## Given information:
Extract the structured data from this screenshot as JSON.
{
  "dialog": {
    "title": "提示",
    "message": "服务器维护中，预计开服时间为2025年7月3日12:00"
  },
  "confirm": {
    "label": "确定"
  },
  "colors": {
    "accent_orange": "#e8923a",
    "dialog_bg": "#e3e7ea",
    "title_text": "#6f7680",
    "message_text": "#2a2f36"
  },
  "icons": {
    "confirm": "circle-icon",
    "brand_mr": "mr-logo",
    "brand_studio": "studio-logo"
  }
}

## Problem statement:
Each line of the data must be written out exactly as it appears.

## Finished task:
Extract the structured data from this screenshot as JSON.
{
  "dialog": {
    "title": "提示",
    "message": "服务器维护中，预计开服时间为2025年7月3日12:00"
  },
  "confirm": {
    "label": "确定"
  },
  "colors": {
    "accent_orange": "#e8923a",
    "dialog_bg": "#e3e7ea",
    "title_text": "#6f7680",
    "message_text": "#2a2f36"
  },
  "icons": {
    "confirm": "circle-icon",
    "brand_mr": "mr-logo",
    "brand_studio": "studio-logo"
  }
}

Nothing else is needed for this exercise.